Skip to main content


Volume 529: debated on Monday 28 June 1954

The text on this page has been created from Hansard archive content, it may contain typographical errors.


asked the Secretary of State for Foreign Affairs whether he will make a further statement on, the situation in Guatemala and the safeguarding of British lives and property.

Since my right hon. Friend reported to the House on 21st June both sides have continued to make conflicting claims and counter claims. The insurgents claim to be advancing on Guatemala City, and Her Majesty's Chargé d'Affaires in Guatemala City has confirmed the report that President Arbenz of Guatemala has resigned and handed over to Colonel Diaz, the Chief of the Armed Forces.

According to Her Majesty's Chargé d'Affaires all British subjects in Guatemala are still safe. Damage to British property was caused when the Shell Company installation outside Guatemala City was machine-gunned by an unidentified aircraft on 22nd June.

In addition, the master of the British ship "Spring Fjord" reported to Her Majesty's Chargé d'Affaires on 27th June that his ship was bombed by an unidentified aeroplane and set on fire off the Guatemalan port of San Josée. The crew are safe. Communications with San Josée. are interrupted but Her Majesty's Chargé d'Affaires is endeavouring to obtain further details.

Her Majesty's representatives in neighbouring countries have also been instructed to make urgent inquiries of the Governments concerned in an endeavour to establish the identity of the attacking aircraft.

In view of these incidents, is it not becoming increasingly evident that this matter concerns nations other than those in Central and South America, and is it not extremely unfortunate, therefore, that Mr. Lodge, chairman of the Security Council, should have made a statement warning off the United Nations from interfering in this situation? Can we take it that it is the policy of the Government that the report that may be received from the fact-finding commission going into Guatemala and the neighbouring countries shall be considered officially by the Security Council?

Has the right hon. and learned Gentleman any information about the nationality of the aircraft which, it was reported recently, had attacked some of the main cities of Guatemala? Is there any indication at all where it came from?

Ought we not to make representations to the United Nations Security Council, therefore, that it ought to make the necessary inquiries to establish the facts?

There is another Question on the Paper about the Security Council, and I will deal with that in answering it.

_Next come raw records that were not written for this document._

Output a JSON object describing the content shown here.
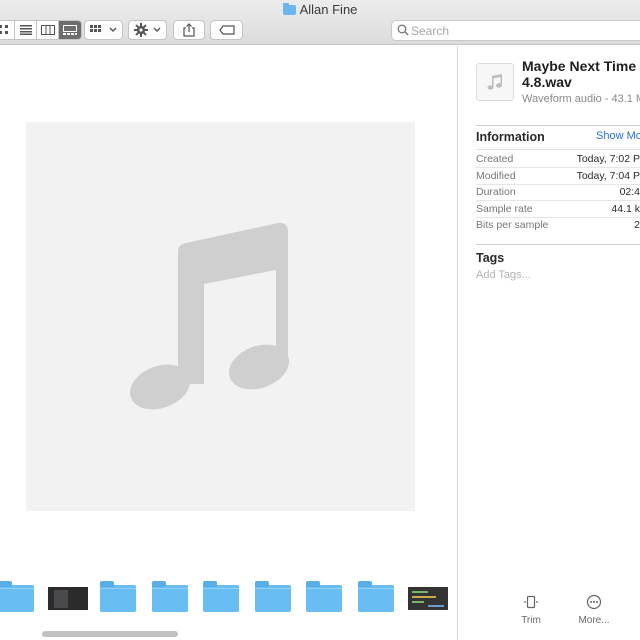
{
  "window": {
    "title": "Allan Fine"
  },
  "toolbar": {
    "view_modes": [
      "icon-view-icon",
      "list-view-icon",
      "column-view-icon",
      "gallery-view-icon"
    ],
    "active_view": "gallery-view-icon"
  },
  "search": {
    "placeholder": "Search"
  },
  "preview": {
    "icon": "music-note-icon"
  },
  "strip": {
    "thumbnails": [
      "folder",
      "screenshot",
      "folder",
      "folder",
      "folder",
      "folder",
      "folder",
      "folder",
      "code-screenshot"
    ]
  },
  "inspector": {
    "file_name": "Maybe Next Time\n4.8.wav",
    "file_kind": "Waveform audio - 43.1 M",
    "information_heading": "Information",
    "show_more": "Show Mo",
    "rows": [
      {
        "label": "Created",
        "value": "Today, 7:02 P"
      },
      {
        "label": "Modified",
        "value": "Today, 7:04 P"
      },
      {
        "label": "Duration",
        "value": "02:4"
      },
      {
        "label": "Sample rate",
        "value": "44.1 k"
      },
      {
        "label": "Bits per sample",
        "value": "2"
      }
    ],
    "tags_heading": "Tags",
    "tags_placeholder": "Add Tags...",
    "actions": [
      {
        "label": "Trim",
        "icon": "trim-icon"
      },
      {
        "label": "More...",
        "icon": "more-icon"
      }
    ]
  },
  "colors": {
    "accent_link": "#2a6fd6",
    "folder": "#68bdf3",
    "active_segment": "#6d6d6d"
  }
}
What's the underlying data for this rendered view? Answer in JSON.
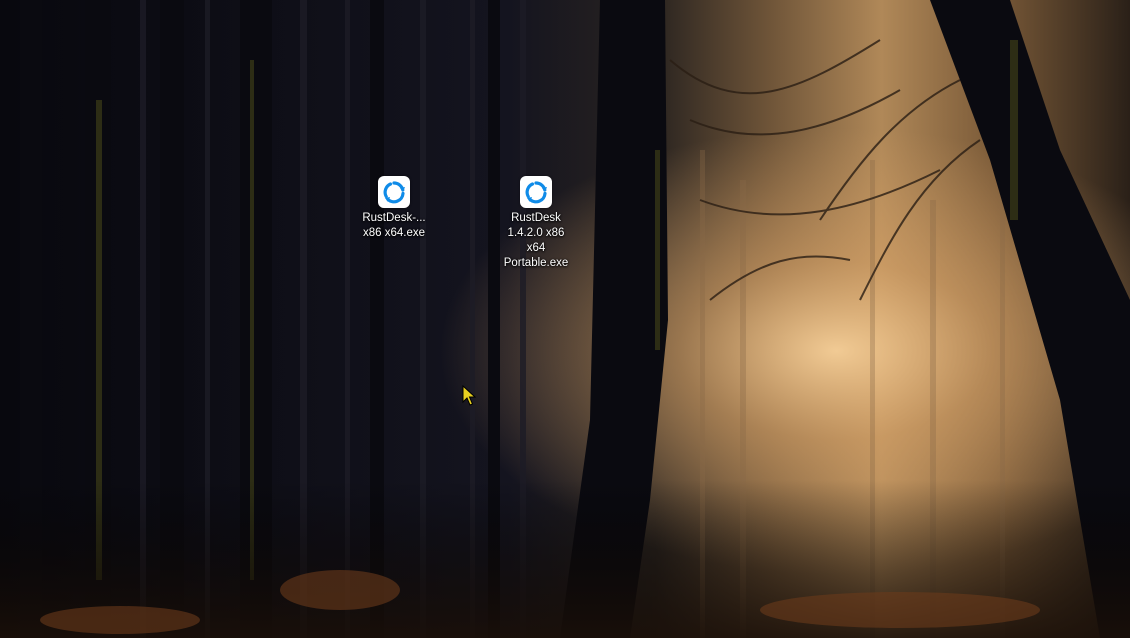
{
  "desktop": {
    "icons": [
      {
        "name": "rustdesk-installer",
        "icon": "rustdesk-icon",
        "label_lines": [
          "RustDesk-...",
          "x86 x64.exe"
        ]
      },
      {
        "name": "rustdesk-portable",
        "icon": "rustdesk-icon",
        "label_lines": [
          "RustDesk",
          "1.4.2.0 x86",
          "x64",
          "Portable.exe"
        ]
      }
    ]
  },
  "cursor": {
    "icon": "arrow-cursor-icon",
    "color": "#e8d020"
  },
  "colors": {
    "rustdesk_blue": "#0f8be8",
    "wallpaper_dark": "#0c0c14",
    "wallpaper_glow": "#e8b878"
  }
}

Why did the British representatives abstain from the most recent vote that the matter should be referred to the Security Council?

There is another Question that we shall come to in a moment about the Security Council.